Participation of Employers

While mandatory employer participation will not be required, these consultations are seeking views on what role, if any, employers might play in a new voluntary supplement to the CPP. A framework which permits employers to make voluntary contributions to a CPP supplement would help workers to build up their retirement savings. It may also be attractive to certain employers as a means to increase overall compensation and encourage employee recruitment and retention.

Consideration also needs to be given to whether employers of participating employees should be responsible for the collection and remittance of voluntary contributions whether or not the employers themselves make any contributions, and how any associated administrative burden could be minimized.

Alternatively, a voluntary supplement to the CPP could be designed in such a way that both employers and employees could make voluntary contributions directly to the fund manager outside of any payroll structure. 

Fund Manager

Views are being sought on how funds should be managed for a new voluntary supplement to the CPP. Administrative efficiency and maintaining low costs are key considerations in assessing possible fund managers.     

Contributions made though the existing CPP are managed by the Canada Pension Plan Investment Board, which operates at arm's length from government. Consideration could be given to having the Canada Pension Plan Investment Board manage voluntary CPP supplement funds in a similar manner to the existing CPP fund. A voluntary CPP supplement would require the tracking of individual accounts. A voluntary approach would need to take into account the contributor population, timing of withdrawals, and risk tolerance.

Consultation Questions:

  1. Do you believe a voluntary supplement to the CPP should be an option for Canadians to save for retirement?  Is this something you would use to increase your retirement savings?
  2. How could a voluntary supplement to the CPP be designed to facilitate participation of individuals who may be at risk of undersaving for their retirement?
  3. How much flexibility should there be for individuals who choose to participate?  For example, what are your views on locking-in funds for retirement and providing variability in the contribution rates?
  4. How could a voluntary supplement to the CPP be designed to provide a secure stream of retirement income?
  5. What retirement income options should be available upon retirement for savings accrued within a voluntary supplement to the CPP?
  6. Should transfers between a voluntary supplement to the CPP and other retirement savings vehicles be permitted? If yes, should there be any limits?
  7. While employers would not be required to contribute, what would be the appropriate role for employers?
  8. Who should be responsible for investing the contributions made to a voluntary supplement to the CPP?

Your views are important to the Government in this process.
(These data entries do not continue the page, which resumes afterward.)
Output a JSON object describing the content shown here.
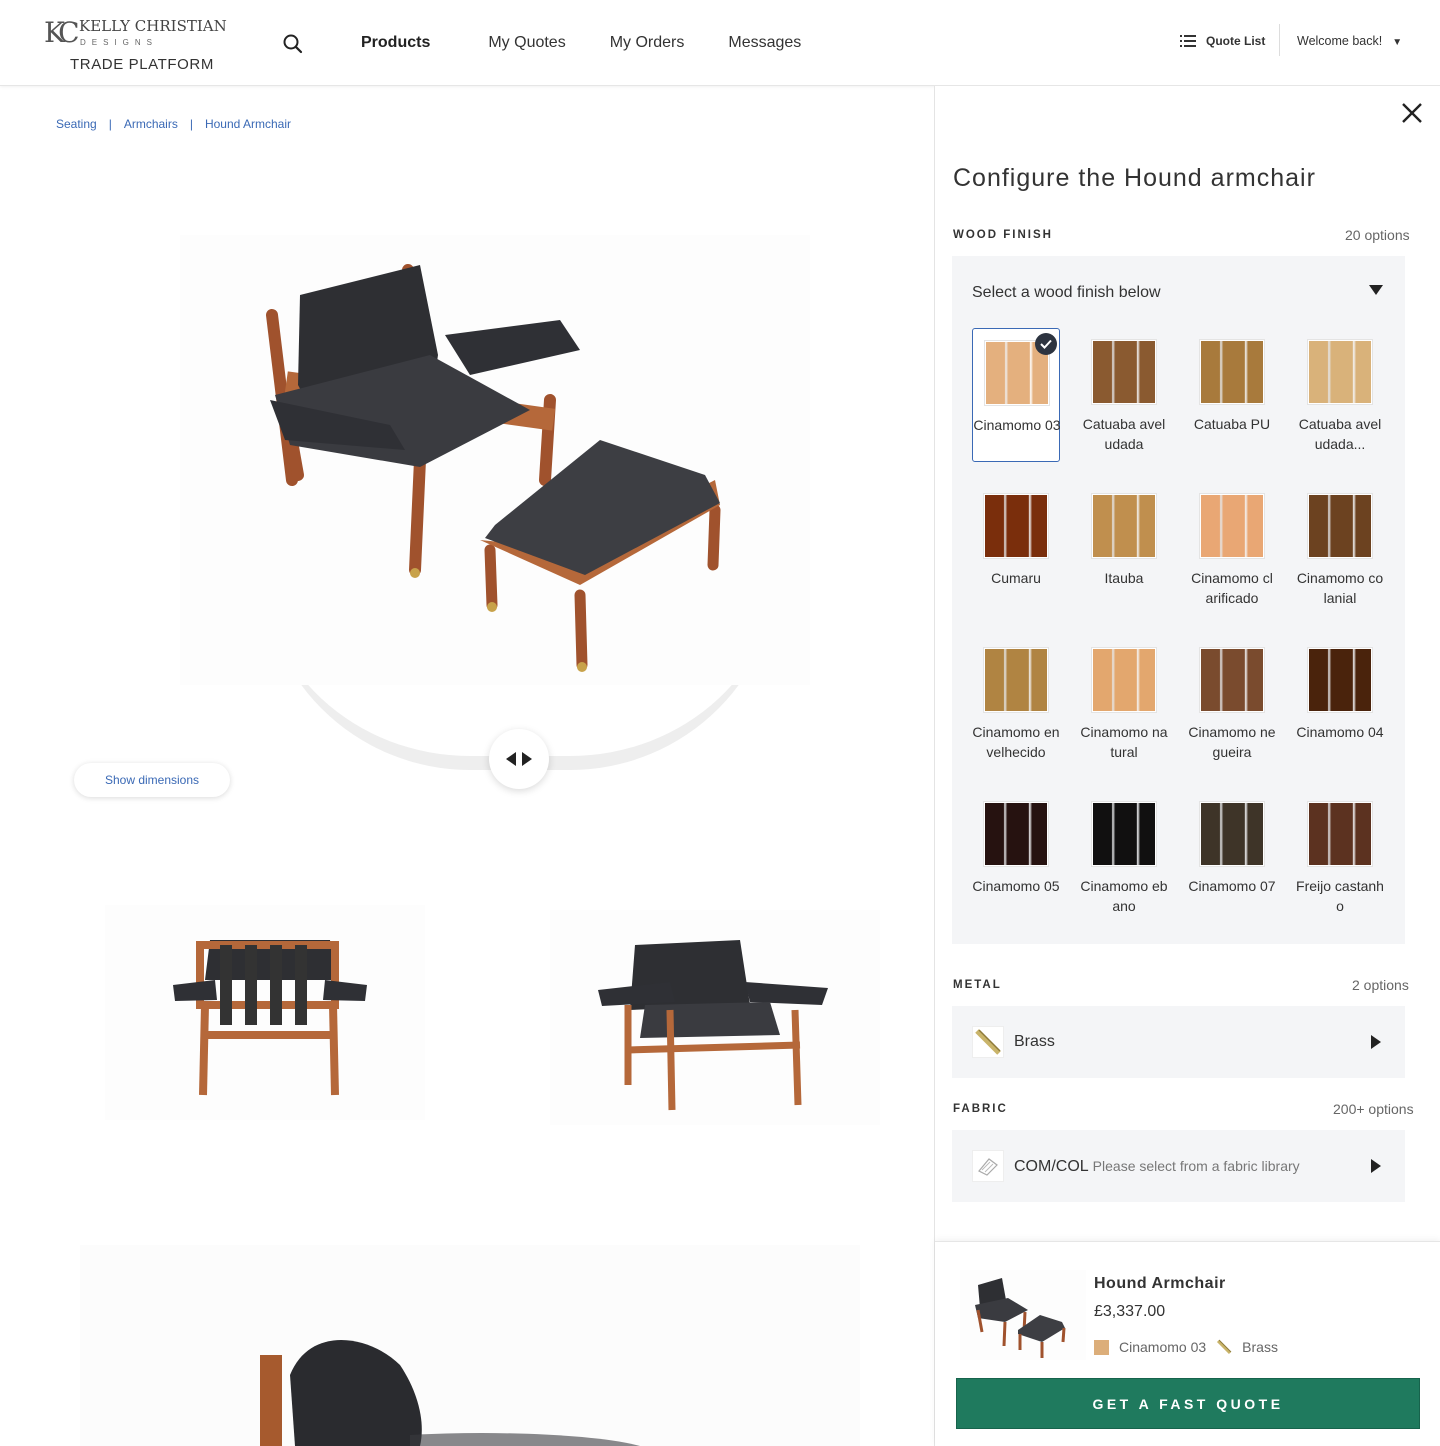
{
  "brand": {
    "name": "KELLY CHRISTIAN",
    "sub": "DESIGNS",
    "platform": "TRADE PLATFORM"
  },
  "nav": [
    "Products",
    "My Quotes",
    "My Orders",
    "Messages"
  ],
  "header": {
    "quote_list": "Quote List",
    "welcome": "Welcome back!"
  },
  "breadcrumb": [
    "Seating",
    "Armchairs",
    "Hound Armchair"
  ],
  "viewer": {
    "show_dimensions": "Show dimensions"
  },
  "configurator": {
    "title": "Configure the Hound armchair",
    "wood": {
      "label": "WOOD FINISH",
      "count": "20 options",
      "select_text": "Select a wood finish below",
      "swatches": [
        {
          "name": "Cinamomo 03",
          "color": "#e4b07e",
          "selected": true
        },
        {
          "name": "Catuaba aveludada",
          "color": "#8a5a30"
        },
        {
          "name": "Catuaba PU",
          "color": "#a87a3c"
        },
        {
          "name": "Catuaba aveludada...",
          "color": "#d9b27a"
        },
        {
          "name": "Cumaru",
          "color": "#7a2e0c"
        },
        {
          "name": "Itauba",
          "color": "#c08f4e"
        },
        {
          "name": "Cinamomo clarificado",
          "color": "#e9a774"
        },
        {
          "name": "Cinamomo colanial",
          "color": "#6c4220"
        },
        {
          "name": "Cinamomo envelhecido",
          "color": "#b08442"
        },
        {
          "name": "Cinamomo natural",
          "color": "#e3a76e"
        },
        {
          "name": "Cinamomo negueira",
          "color": "#7a4b2e"
        },
        {
          "name": "Cinamomo 04",
          "color": "#4a230c"
        },
        {
          "name": "Cinamomo 05",
          "color": "#261210"
        },
        {
          "name": "Cinamomo ebano",
          "color": "#111010"
        },
        {
          "name": "Cinamomo 07",
          "color": "#3e3428"
        },
        {
          "name": "Freijo castanho",
          "color": "#5c3220"
        }
      ]
    },
    "metal": {
      "label": "METAL",
      "count": "2 options",
      "value": "Brass"
    },
    "fabric": {
      "label": "FABRIC",
      "count": "200+ options",
      "value": "COM/COL",
      "hint": "Please select from a fabric library"
    }
  },
  "summary": {
    "name": "Hound Armchair",
    "price": "£3,337.00",
    "wood": "Cinamomo 03",
    "metal": "Brass",
    "cta": "GET A FAST QUOTE"
  },
  "colors": {
    "accent": "#3a69b5",
    "cta": "#1f7a5e",
    "panel_bg": "#f4f5f7"
  }
}
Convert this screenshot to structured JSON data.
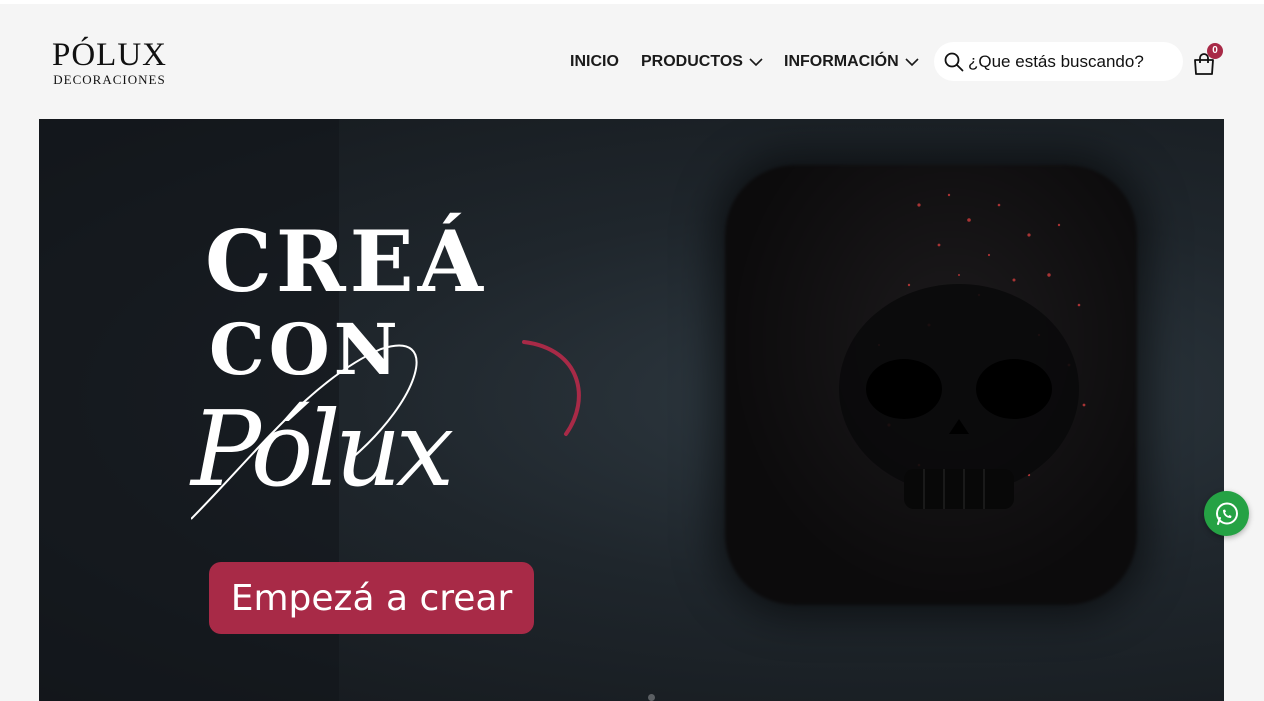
{
  "brand": {
    "title": "PÓLUX",
    "subtitle": "Decoraciones"
  },
  "nav": {
    "items": [
      {
        "label": "INICIO",
        "has_dropdown": false
      },
      {
        "label": "PRODUCTOS",
        "has_dropdown": true
      },
      {
        "label": "INFORMACIÓN",
        "has_dropdown": true
      }
    ]
  },
  "search": {
    "placeholder": "¿Que estás buscando?",
    "icon": "search-icon"
  },
  "cart": {
    "count": "0",
    "icon": "shopping-bag-icon"
  },
  "hero": {
    "title_line1": "CREÁ",
    "title_line2": "CON",
    "script_word": "Pólux",
    "cta_label": "Empezá a crear",
    "slide_dots": 1
  },
  "whatsapp": {
    "icon": "whatsapp-icon"
  },
  "colors": {
    "accent": "#a82a47",
    "whatsapp": "#25a244",
    "page_bg": "#f5f5f5"
  }
}
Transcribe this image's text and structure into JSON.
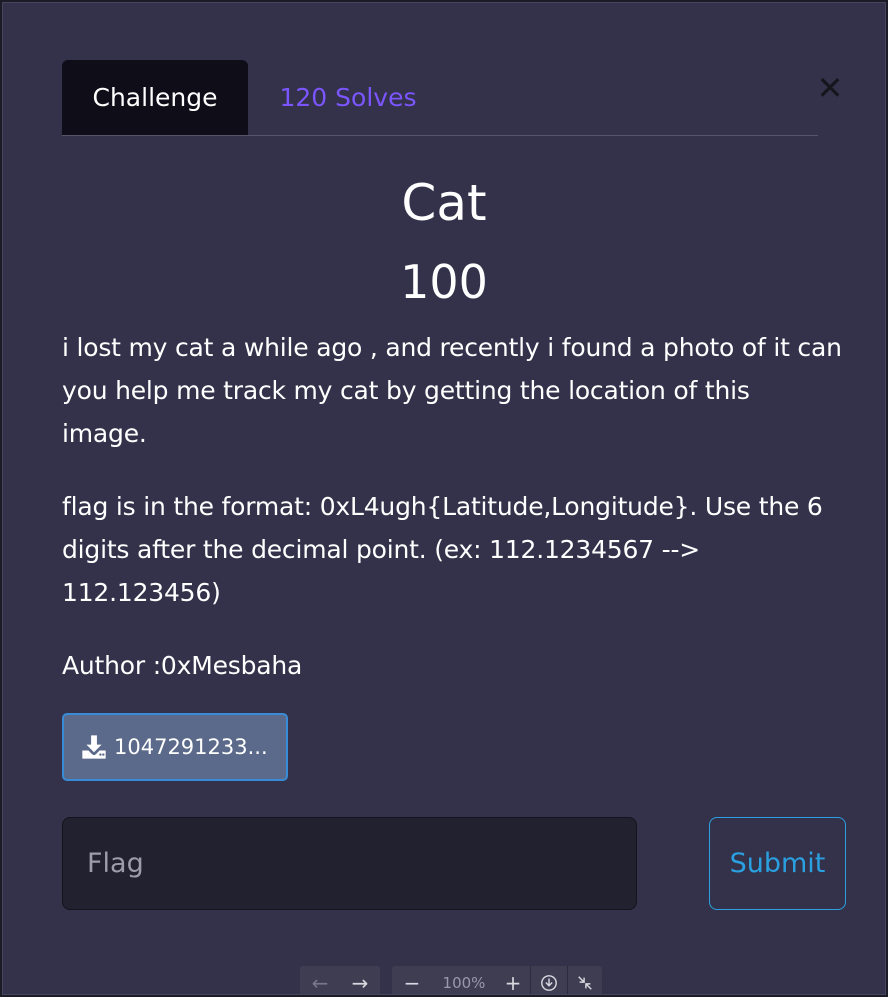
{
  "tabs": [
    {
      "label": "Challenge",
      "active": true
    },
    {
      "label": "120 Solves",
      "active": false
    }
  ],
  "close_icon": "close-icon",
  "challenge": {
    "name": "Cat",
    "points": "100",
    "description_1": "i lost my cat a while ago , and recently i found a photo of it can you help me track my cat by getting the location of this image.",
    "description_2": "flag is in the format: 0xL4ugh{Latitude,Longitude}. Use the 6 digits after the decimal point. (ex: 112.1234567 --> 112.123456)",
    "author": "Author :0xMesbaha"
  },
  "download": {
    "label": "1047291233...",
    "icon": "download-icon"
  },
  "flag_form": {
    "placeholder": "Flag",
    "value": "",
    "submit_label": "Submit"
  },
  "viewer_toolbar": {
    "zoom_level": "100%",
    "icons": [
      "arrow-left-icon",
      "arrow-right-icon",
      "zoom-out-icon",
      "zoom-in-icon",
      "download-circle-icon",
      "collapse-icon"
    ]
  },
  "colors": {
    "modal_bg": "#33324a",
    "active_tab_bg": "#0e0d18",
    "solves_tab": "#7b55ff",
    "download_button_bg": "#5b6a8a",
    "download_button_border": "#3a8bd6",
    "submit_accent": "#2aa0e0"
  }
}
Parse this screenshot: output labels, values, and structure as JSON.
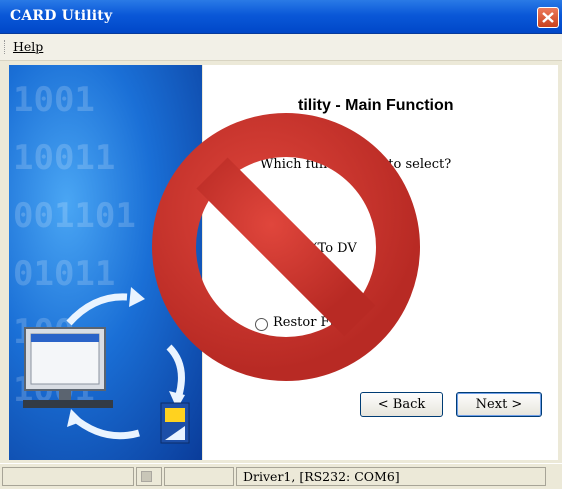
{
  "window": {
    "title": "CARD Utility"
  },
  "menu": {
    "help": "Help"
  },
  "panel": {
    "digits": [
      "1001",
      "10011",
      "001101",
      "01011",
      "100",
      "1001"
    ]
  },
  "main": {
    "heading": "tility - Main Function",
    "question": "Which fun                  ou want to select?",
    "option_backup": "p (To DV",
    "option_restore": "Restor                    File)"
  },
  "buttons": {
    "back": "< Back",
    "next": "Next >"
  },
  "status": {
    "driver": "Driver1, [RS232: COM6]"
  },
  "overlay": {
    "icon": "prohibited-icon",
    "color": "#d23a32"
  }
}
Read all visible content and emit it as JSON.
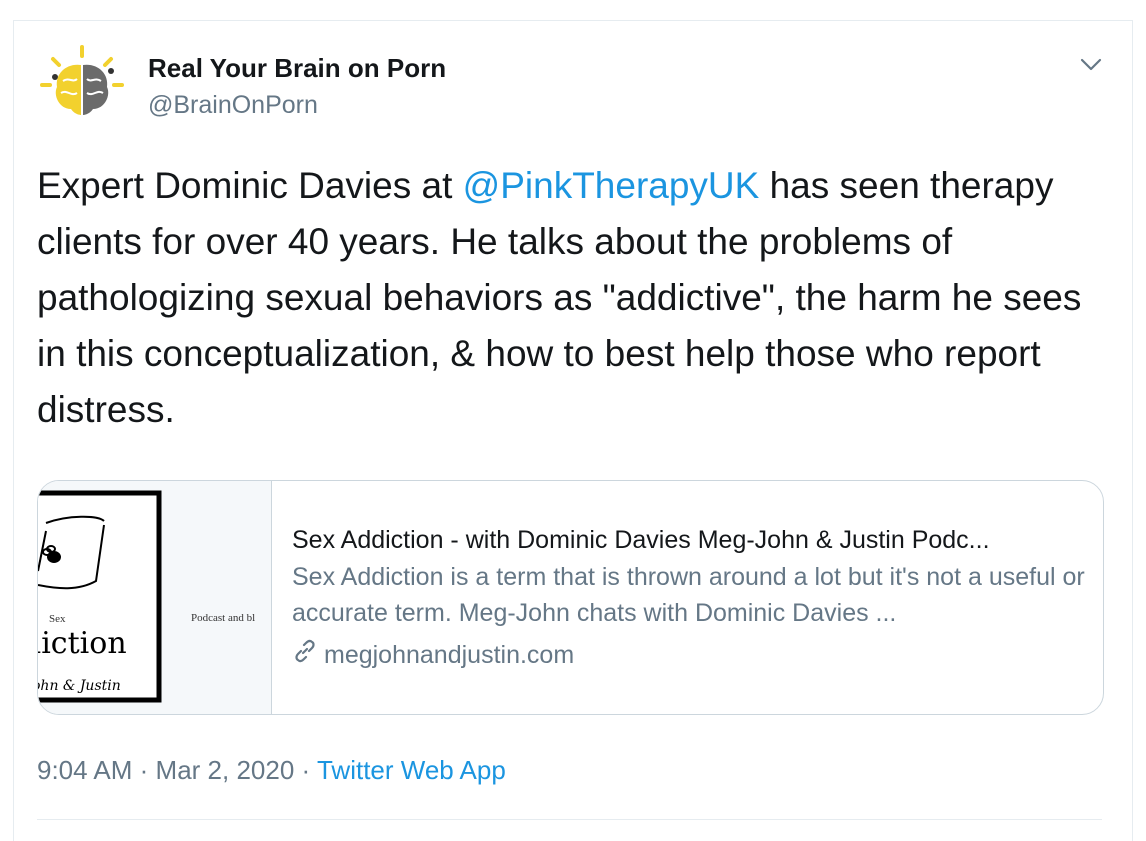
{
  "tweet": {
    "author_name": "Real Your Brain on Porn",
    "author_handle": "@BrainOnPorn",
    "text_before": "Expert Dominic Davies at ",
    "mention": "@PinkTherapyUK",
    "text_after": " has seen therapy clients for over 40 years. He talks about the problems of pathologizing sexual behaviors as \"addictive\", the harm he sees in this conceptualization, & how to best help those who report distress."
  },
  "link_card": {
    "title": "Sex Addiction - with Dominic Davies Meg-John & Justin Podc...",
    "description": "Sex Addiction is a term that is thrown around a lot but it's not a useful or accurate term. Meg-John chats with Dominic Davies ...",
    "url": "megjohnandjustin.com",
    "thumb_word_small": "Sex",
    "thumb_word_big": "diction",
    "thumb_names": "ohn & Justin",
    "thumb_side": "Podcast and bl"
  },
  "meta": {
    "time": "9:04 AM",
    "sep1": "·",
    "date": "Mar 2, 2020",
    "sep2": "·",
    "source": "Twitter Web App"
  },
  "colors": {
    "accent": "#1b95e0",
    "muted": "#657786",
    "border": "#ccd6dd"
  },
  "icons": [
    "brain-avatar-icon",
    "chevron-down-icon",
    "link-icon"
  ]
}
Thank you for taking the time to participate.

Closing date: Thursday, September 10, 2015.

Who may respond: These consultations are open to anybody interested in participating.

Submissions can be emailed to cpp-consultations-rpc@fin.gc.ca.

Written submissions to this consultation are invited and should be forwarded by Thursday, September 10, 2015, to:

Catherine Adam
Federal-Provincial Relations and Social Policy Branch
Department of Finance
15th Floor
90 Elgin St
Ottawa, Canada K1A 0G5

Once received by the Department of Finance, all submissions will be subject to the Access to Information Act and may be disclosed in accordance with its provisions. Should you express an intention that your submission be considered confidential, the Department will make all efforts to protect this information within the requirements of the law.


1 For example: McKinsey & Company.2015. "Building on Canada's Strong Retirement Readiness."; Hamilton, Malcom. 2015. "Do Canadians Save Too Little?" C. D. Howe Commentary No. 428.; and Mintz, Jack M. 2009. "Summary Report on Retirement Income Adequacy Research." Research Working Group on Retirement Adequacy of Federal-Provincial-Territorial Ministers of Finance.

2 The requirement is being phased-in with full implementation by February 1, 2018.

3 In most cases employee contributions are eligible for tax relief equal to 20 per cent of the employee contribution rate.